Action item
Find the string "have" in the records. Copy each line that has it.

[Opening Entries supplied section]

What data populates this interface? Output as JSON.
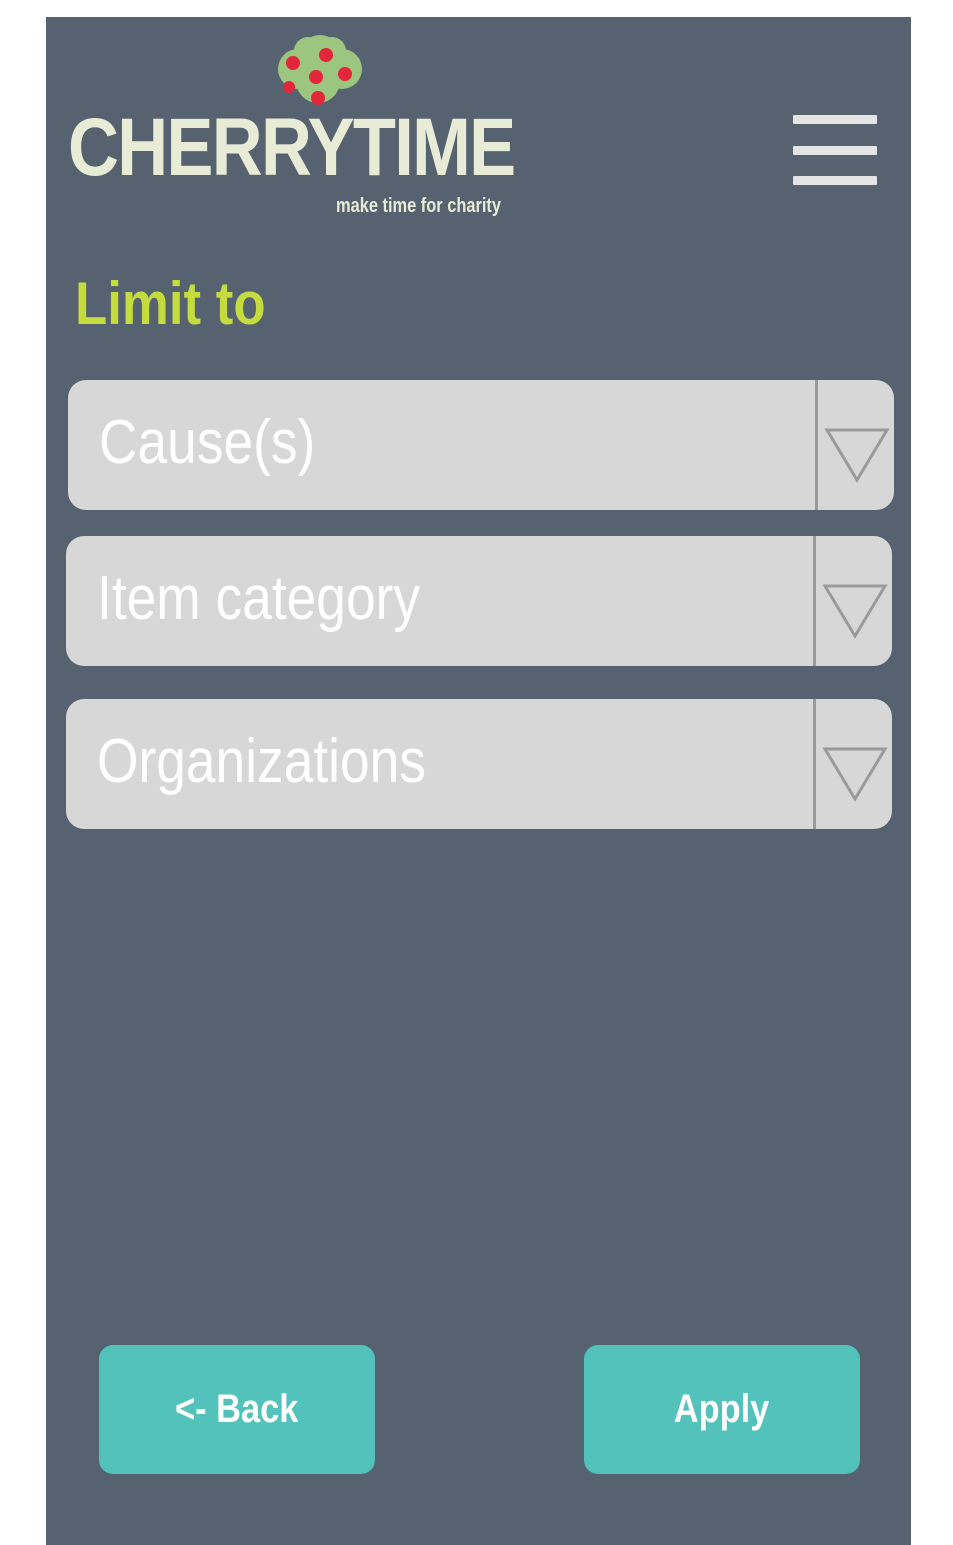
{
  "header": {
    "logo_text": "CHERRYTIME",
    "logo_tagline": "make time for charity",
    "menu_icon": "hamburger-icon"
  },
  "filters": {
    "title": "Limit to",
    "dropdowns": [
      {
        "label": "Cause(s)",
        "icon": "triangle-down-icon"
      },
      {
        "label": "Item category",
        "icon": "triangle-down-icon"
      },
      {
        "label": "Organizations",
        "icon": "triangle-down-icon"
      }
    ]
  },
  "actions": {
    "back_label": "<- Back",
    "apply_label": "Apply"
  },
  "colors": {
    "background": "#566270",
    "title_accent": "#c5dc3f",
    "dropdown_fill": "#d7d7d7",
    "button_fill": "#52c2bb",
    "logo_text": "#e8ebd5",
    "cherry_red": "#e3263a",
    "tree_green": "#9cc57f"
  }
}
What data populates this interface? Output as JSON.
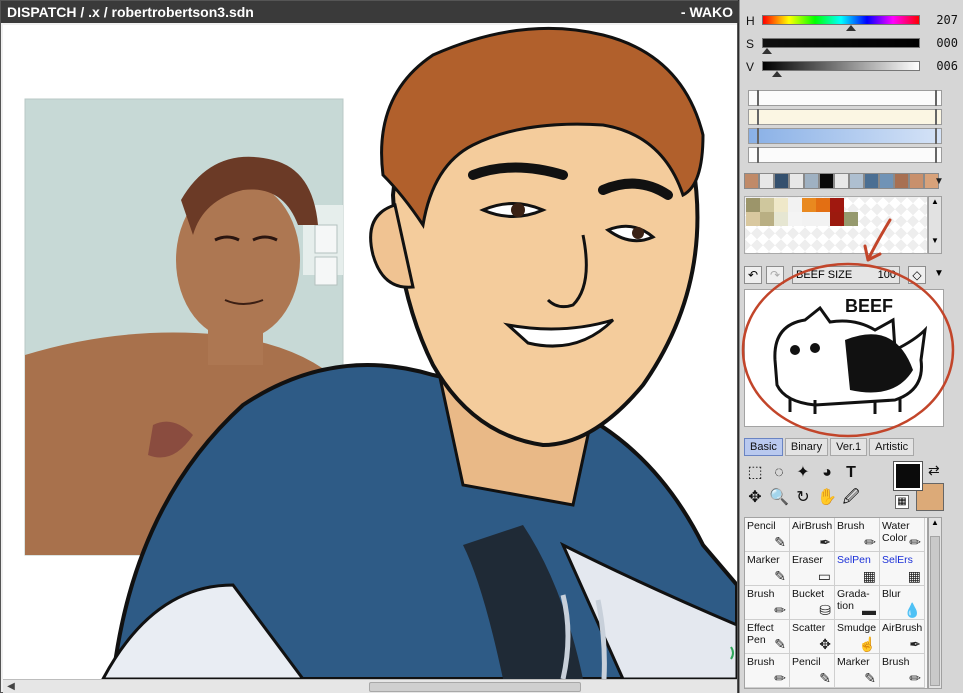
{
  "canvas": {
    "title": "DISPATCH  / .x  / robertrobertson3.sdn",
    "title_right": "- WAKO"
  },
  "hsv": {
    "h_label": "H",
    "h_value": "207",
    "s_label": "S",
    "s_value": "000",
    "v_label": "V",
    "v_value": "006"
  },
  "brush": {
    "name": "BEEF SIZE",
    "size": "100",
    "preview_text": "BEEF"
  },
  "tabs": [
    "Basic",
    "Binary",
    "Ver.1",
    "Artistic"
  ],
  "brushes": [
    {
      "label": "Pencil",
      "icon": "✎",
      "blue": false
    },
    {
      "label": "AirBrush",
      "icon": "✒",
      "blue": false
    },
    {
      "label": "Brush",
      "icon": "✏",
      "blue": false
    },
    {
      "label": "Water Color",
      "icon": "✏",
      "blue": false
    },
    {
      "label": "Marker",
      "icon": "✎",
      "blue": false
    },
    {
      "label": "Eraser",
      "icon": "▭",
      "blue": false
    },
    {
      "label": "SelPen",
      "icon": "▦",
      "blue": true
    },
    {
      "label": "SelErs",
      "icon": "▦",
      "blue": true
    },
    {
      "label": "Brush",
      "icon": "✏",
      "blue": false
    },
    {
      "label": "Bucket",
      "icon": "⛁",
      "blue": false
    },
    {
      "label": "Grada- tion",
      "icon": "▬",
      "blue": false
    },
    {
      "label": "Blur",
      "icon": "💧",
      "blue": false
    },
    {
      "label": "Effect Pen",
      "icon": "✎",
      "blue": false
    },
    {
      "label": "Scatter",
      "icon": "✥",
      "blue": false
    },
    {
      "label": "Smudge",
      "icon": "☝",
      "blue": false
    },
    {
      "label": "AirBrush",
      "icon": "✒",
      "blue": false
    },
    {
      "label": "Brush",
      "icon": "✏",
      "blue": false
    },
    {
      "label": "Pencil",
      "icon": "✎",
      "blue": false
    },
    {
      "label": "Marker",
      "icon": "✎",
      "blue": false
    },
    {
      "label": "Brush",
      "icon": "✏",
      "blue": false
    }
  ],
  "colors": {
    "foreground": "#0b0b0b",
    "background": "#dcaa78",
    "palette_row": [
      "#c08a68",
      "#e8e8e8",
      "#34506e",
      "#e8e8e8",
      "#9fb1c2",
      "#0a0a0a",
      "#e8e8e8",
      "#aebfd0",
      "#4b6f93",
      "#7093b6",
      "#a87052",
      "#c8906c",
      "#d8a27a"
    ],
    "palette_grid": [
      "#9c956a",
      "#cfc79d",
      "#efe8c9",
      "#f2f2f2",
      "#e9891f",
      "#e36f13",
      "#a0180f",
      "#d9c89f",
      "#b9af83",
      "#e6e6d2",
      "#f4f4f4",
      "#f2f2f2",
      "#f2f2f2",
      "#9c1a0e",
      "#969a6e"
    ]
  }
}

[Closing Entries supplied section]
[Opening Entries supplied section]

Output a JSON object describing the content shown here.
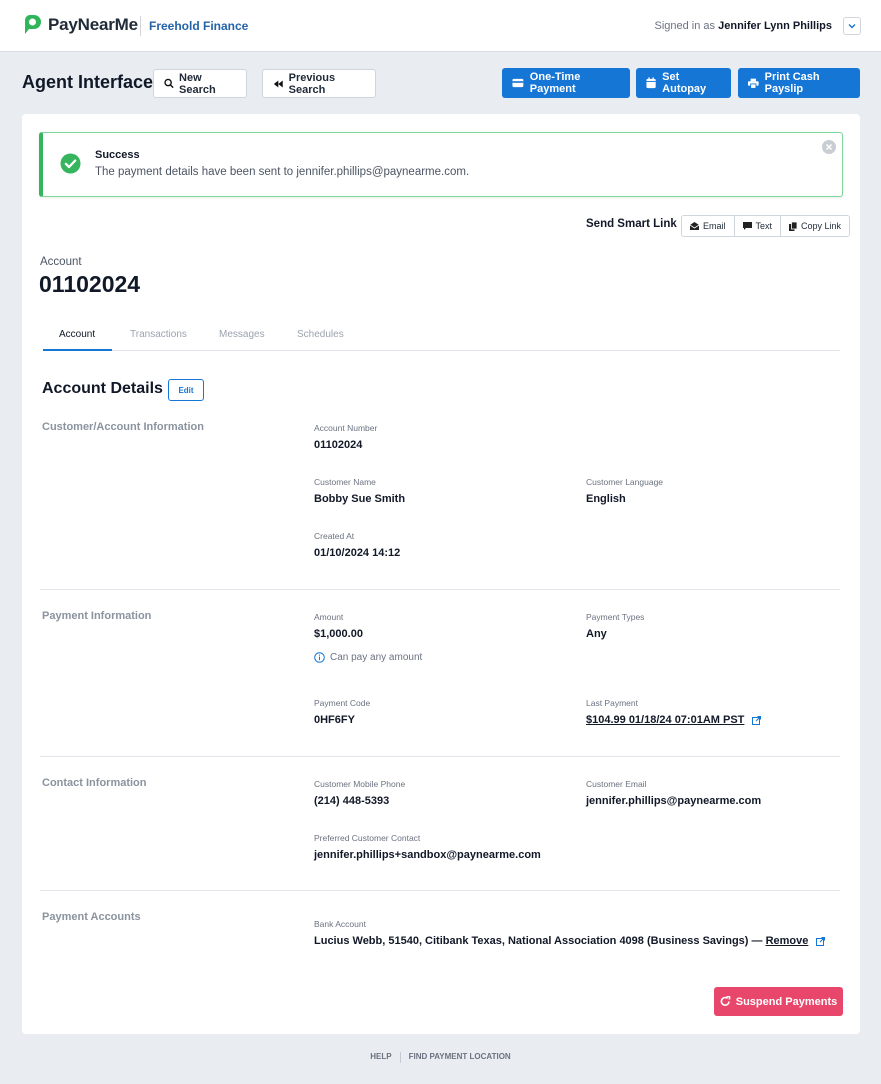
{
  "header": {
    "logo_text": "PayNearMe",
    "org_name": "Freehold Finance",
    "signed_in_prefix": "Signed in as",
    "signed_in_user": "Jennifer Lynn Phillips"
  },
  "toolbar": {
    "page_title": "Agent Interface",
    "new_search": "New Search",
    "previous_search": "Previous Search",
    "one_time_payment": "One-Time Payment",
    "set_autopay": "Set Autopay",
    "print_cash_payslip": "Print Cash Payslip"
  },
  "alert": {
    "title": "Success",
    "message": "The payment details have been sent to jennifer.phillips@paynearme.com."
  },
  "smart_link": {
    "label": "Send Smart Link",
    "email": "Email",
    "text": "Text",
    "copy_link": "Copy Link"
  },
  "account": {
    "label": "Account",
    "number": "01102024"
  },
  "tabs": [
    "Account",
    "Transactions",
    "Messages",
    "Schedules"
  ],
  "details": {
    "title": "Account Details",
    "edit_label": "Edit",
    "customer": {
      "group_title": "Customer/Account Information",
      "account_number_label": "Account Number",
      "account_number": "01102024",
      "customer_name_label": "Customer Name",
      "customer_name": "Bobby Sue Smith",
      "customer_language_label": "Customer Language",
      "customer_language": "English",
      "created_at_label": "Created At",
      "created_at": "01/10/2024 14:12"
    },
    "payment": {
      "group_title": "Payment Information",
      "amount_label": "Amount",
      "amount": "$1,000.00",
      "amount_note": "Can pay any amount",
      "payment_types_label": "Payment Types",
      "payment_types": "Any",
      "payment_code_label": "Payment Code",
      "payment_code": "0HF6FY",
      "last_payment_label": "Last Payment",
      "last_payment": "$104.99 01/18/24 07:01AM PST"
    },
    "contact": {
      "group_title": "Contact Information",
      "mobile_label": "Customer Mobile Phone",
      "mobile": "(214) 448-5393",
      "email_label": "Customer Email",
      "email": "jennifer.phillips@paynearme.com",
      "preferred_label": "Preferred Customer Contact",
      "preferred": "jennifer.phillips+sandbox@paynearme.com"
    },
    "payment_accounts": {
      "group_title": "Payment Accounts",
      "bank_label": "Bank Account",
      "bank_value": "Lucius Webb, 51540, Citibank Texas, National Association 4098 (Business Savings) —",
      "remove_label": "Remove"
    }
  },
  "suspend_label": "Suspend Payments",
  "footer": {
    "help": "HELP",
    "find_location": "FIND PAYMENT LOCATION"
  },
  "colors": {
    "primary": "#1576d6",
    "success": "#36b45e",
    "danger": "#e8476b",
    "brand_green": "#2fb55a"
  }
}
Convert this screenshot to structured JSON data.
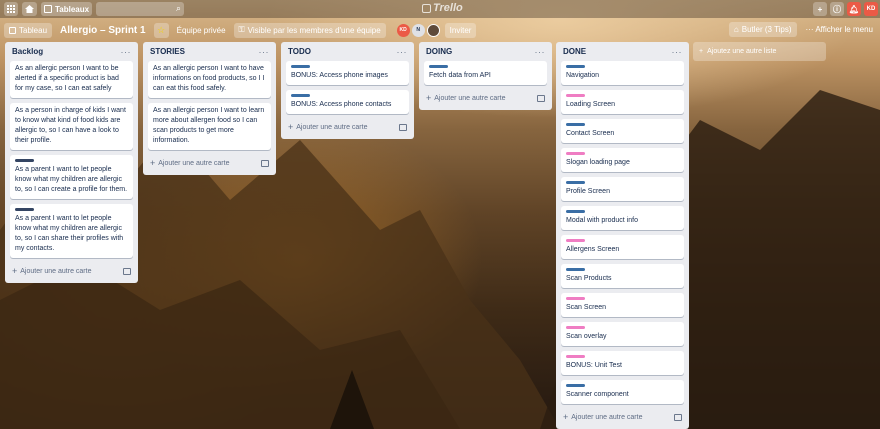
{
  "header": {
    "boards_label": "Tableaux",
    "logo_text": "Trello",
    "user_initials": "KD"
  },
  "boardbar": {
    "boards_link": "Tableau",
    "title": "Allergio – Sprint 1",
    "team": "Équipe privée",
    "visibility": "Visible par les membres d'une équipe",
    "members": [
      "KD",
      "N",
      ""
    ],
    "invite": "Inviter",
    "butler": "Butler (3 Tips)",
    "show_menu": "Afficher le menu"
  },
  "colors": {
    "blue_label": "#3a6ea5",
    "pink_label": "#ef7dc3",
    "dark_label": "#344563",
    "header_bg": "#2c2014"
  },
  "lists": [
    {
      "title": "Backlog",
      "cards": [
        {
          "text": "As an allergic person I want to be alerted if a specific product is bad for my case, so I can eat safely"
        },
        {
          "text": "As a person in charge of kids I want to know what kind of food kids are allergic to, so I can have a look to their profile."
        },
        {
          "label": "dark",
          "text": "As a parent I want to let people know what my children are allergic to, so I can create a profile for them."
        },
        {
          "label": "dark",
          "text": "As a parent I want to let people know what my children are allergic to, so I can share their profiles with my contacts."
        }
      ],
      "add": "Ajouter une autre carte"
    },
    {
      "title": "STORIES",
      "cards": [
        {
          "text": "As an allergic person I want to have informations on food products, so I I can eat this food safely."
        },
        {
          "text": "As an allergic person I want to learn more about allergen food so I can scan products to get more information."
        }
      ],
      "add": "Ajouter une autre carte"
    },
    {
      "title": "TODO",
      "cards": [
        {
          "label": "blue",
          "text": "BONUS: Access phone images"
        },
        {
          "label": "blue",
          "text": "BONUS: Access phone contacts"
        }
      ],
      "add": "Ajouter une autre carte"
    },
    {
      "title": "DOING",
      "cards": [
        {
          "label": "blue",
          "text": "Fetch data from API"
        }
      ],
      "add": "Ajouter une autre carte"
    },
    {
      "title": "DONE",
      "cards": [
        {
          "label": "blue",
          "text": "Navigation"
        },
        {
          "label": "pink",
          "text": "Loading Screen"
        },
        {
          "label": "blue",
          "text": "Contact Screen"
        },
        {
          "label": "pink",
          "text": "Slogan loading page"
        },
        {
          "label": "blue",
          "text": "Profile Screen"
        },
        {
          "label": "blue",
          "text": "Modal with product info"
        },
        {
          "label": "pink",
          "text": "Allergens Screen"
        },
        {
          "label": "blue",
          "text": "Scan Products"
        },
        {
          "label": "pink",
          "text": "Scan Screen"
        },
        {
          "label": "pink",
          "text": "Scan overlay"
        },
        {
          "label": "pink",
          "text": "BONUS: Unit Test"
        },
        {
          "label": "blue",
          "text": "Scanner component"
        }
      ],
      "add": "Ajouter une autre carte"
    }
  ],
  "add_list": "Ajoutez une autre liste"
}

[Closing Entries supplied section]
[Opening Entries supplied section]

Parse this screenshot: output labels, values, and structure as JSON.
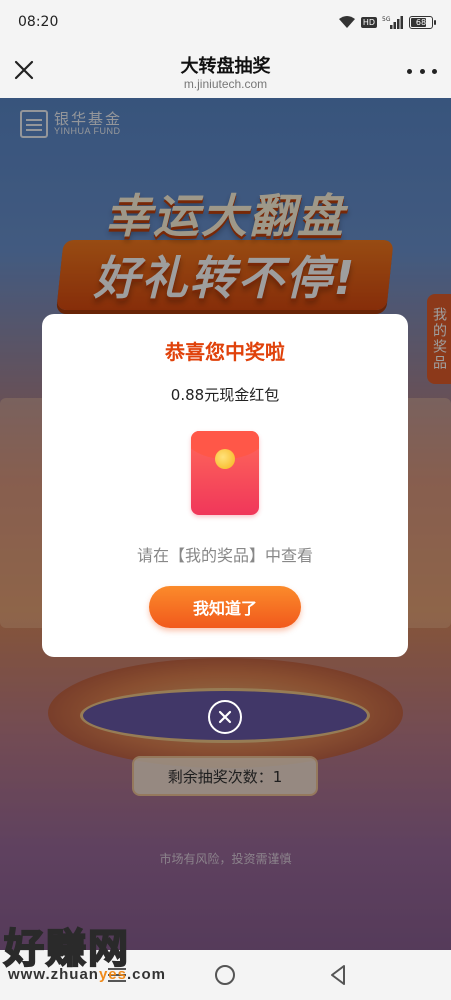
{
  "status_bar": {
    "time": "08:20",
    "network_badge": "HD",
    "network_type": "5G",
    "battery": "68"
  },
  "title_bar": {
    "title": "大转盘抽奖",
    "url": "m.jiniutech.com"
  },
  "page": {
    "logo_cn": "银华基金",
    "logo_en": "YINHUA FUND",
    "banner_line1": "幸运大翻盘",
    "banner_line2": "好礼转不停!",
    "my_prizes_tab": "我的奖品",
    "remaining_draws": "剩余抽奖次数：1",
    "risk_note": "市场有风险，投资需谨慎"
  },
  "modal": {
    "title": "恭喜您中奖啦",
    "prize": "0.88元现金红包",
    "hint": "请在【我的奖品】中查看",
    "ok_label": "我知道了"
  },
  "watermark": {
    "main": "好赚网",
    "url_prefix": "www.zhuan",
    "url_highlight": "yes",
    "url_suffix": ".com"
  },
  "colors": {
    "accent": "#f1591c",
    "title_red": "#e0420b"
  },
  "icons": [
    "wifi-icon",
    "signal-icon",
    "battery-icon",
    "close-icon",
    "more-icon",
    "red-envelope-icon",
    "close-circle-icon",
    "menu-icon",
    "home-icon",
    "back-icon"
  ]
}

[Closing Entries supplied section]

Output for this task
    "message": "The payment details have been sent to jennifer.phillips@paynearme.com."
          "text": "As a person in charge of kids I want to know what kind of food kids are allergic to, so I can have a look to their profile."
          "text": "As an allergic person I want to have informations on food products, so I I can eat this food safely."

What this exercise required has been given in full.